— ASSIGNMENT —
How many lines of the entries below include the word "text"? Answer with the number alone.

— GIVEN INFORMATION —
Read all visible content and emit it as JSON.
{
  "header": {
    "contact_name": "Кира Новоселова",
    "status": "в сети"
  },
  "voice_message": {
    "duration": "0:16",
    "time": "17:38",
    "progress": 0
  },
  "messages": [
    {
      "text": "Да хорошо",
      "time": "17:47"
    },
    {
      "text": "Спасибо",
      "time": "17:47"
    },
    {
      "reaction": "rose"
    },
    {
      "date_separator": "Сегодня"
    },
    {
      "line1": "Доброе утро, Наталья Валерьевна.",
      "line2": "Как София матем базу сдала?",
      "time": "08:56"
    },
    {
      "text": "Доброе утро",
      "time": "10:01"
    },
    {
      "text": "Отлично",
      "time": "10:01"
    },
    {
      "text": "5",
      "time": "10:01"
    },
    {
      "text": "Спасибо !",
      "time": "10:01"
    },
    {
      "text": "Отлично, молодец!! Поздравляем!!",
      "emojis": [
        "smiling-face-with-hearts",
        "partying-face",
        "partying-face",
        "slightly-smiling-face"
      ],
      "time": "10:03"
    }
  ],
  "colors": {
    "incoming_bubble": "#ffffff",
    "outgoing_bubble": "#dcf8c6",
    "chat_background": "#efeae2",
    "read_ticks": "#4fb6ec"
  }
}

— RESPONSE FOR THIS EXERCISE —
7